How debt settlement plans affect your creditworthiness and taxes

One of the main criticisms of debt settlement plans is the long-term impact they have on your finances. Debt regulations go on your credit report and stay there for seven years, which can lower your credit score by as much as 100 points.

As Brown points out, paying your credit report creates additional hidden costs on top of the fees you’ve already paid to the debt collection agency. “The comparison has a negative impact on your creditworthiness, which in turn increases the interest rate on future borrowings,” says Brown. In other words, you will continue to pay for settlement in the form of additional interest for any accounts opened during those seven years.

Debt settlement also has tax implications. The IRS requires that you include the total amount of debt canceled as income on your tax return. This means that you may have to pay tax on the amount saved.

Debt settlement fraud

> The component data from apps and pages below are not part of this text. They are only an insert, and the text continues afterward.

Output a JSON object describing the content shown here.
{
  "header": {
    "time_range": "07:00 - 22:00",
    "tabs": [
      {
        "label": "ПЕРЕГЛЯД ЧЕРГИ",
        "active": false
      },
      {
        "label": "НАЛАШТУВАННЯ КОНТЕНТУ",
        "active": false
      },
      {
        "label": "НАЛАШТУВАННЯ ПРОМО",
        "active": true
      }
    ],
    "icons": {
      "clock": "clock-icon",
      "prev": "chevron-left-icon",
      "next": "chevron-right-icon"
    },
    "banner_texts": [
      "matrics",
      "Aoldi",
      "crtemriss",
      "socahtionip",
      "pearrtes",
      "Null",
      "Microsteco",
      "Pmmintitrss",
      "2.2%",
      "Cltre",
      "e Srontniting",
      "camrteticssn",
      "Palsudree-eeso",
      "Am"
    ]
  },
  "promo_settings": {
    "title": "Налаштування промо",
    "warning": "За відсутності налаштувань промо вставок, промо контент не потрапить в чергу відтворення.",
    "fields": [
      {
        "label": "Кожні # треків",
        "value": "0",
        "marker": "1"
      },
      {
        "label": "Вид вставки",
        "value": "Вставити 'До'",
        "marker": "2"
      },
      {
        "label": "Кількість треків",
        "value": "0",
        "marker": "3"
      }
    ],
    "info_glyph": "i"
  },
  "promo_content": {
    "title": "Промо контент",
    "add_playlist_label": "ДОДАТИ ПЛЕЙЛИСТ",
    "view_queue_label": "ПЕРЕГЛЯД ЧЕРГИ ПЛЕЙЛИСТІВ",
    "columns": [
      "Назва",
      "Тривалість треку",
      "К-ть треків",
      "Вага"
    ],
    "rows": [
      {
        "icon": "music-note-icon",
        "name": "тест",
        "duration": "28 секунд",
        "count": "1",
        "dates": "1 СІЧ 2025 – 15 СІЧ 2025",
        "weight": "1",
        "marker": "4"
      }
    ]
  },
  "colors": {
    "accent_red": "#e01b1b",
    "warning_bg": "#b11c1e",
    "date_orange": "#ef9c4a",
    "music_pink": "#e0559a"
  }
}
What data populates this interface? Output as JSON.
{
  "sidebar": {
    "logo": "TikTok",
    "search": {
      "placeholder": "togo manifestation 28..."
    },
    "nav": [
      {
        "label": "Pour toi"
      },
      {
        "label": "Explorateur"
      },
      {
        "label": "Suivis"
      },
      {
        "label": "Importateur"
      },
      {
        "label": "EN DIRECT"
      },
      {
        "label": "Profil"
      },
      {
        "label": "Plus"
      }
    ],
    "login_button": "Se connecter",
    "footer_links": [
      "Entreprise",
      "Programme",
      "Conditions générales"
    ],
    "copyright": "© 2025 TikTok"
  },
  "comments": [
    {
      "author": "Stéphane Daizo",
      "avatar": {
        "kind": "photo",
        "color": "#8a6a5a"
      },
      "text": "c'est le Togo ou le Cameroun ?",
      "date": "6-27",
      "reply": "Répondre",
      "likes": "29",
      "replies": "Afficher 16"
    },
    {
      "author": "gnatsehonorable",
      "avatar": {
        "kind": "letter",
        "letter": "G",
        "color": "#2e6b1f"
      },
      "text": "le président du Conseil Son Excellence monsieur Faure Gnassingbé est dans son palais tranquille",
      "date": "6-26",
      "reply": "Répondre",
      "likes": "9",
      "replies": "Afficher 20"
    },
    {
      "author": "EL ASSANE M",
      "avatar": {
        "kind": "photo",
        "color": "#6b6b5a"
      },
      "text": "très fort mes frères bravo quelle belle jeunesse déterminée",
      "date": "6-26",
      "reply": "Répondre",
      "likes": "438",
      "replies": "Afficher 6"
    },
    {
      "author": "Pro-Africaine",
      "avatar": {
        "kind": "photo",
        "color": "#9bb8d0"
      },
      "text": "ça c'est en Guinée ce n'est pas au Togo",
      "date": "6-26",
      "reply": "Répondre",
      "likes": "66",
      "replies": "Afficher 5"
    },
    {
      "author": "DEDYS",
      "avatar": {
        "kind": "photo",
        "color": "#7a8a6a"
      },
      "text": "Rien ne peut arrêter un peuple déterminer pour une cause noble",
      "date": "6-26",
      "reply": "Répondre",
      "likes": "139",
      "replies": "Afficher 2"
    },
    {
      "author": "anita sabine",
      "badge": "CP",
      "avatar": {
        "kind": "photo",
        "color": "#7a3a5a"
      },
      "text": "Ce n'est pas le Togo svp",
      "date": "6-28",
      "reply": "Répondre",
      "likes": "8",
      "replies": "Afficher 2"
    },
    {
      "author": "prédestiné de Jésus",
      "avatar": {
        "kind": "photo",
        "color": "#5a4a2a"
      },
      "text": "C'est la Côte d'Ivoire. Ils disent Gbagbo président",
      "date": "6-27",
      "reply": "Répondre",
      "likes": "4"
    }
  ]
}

Debt settlement companies are tightly regulated, but not everyone abides by the rules. Debt settlement fraud is far more common than you might think. The Federal Trade Commission (FTC) warns of some warnings to look out for, including:

  • Promise to pay off your debt for a percentage of your debt
  • Collect fees before your debts are paid
  • Failure to disclose the risks associated with debt settlement
  • Ask to stop making payments to creditors without explaining the consequences
  • Claim to prevent calls and lawsuits from debt collection agencies
  • Advertise a “new government program” to cancel debt

If a company uses any of the tactics listed above, you should cut communications and report them to the FTC using this link.

How to choose a debt settlement company

There are ways to check the legitimacy of a debt collection agency. The FTC recommends checking with your state’s attorney general and consumer protection agency. These agencies can tell you if a company has any complaints and if it is properly licensed according to local regulations.

Fox has additional recommendations to ensure you are working with a reputable company. “Ask questions and expect answers,” says Fox. “The people at the debt settlement firm should be able – and available – to answer any questions you may have about debt settlement, your accounts, and their fees. If one company seems to have vague answers, look for another company. “

Fox also warns of so-called online reviews, which are actually paid advertising. When looking at review pages, check the fine print on the page for keywords like “sponsored content” or “ad” that indicate the review may not be legitimate.

To put this to the test, we searched the internet for the debt collection company CreditAssociates. The first result was a 4.5-star rating, which while initially seemed legitimate, contained a disclaimer that the review was sponsored by the company. It wasn’t until the second result that we found a link to the Better Business Bureau website, where we found the company had a B + rating and an average customer rating of 2 stars.

Our advice: Stick to reputable review sources like BBB for unbiased information on debt settlement companies.

Alternatives to the debt settlement plan

While paying off debts is a viable option for those months behind on their payments, it is not the only one. In some cases, credit counseling may be enough to get you back on track. Loan counseling services are offered free of charge by many financial education nonprofits and include personal mentoring with a qualified advisor. Before proceeding with any debt settlement process, it is a good idea to speak with a credit advisor to make sure that you have exhausted all of your other options.

Some people may also find that filing for bankruptcy is a better option depending on their financial situation. However, you must meet certain requirements in order to file for bankruptcy, such as a maximum monthly income. Bankruptcies also stay on your credit report for seven to ten years, depending on the type. This option can be discussed with a credit advisor to see if it is the right solution for you.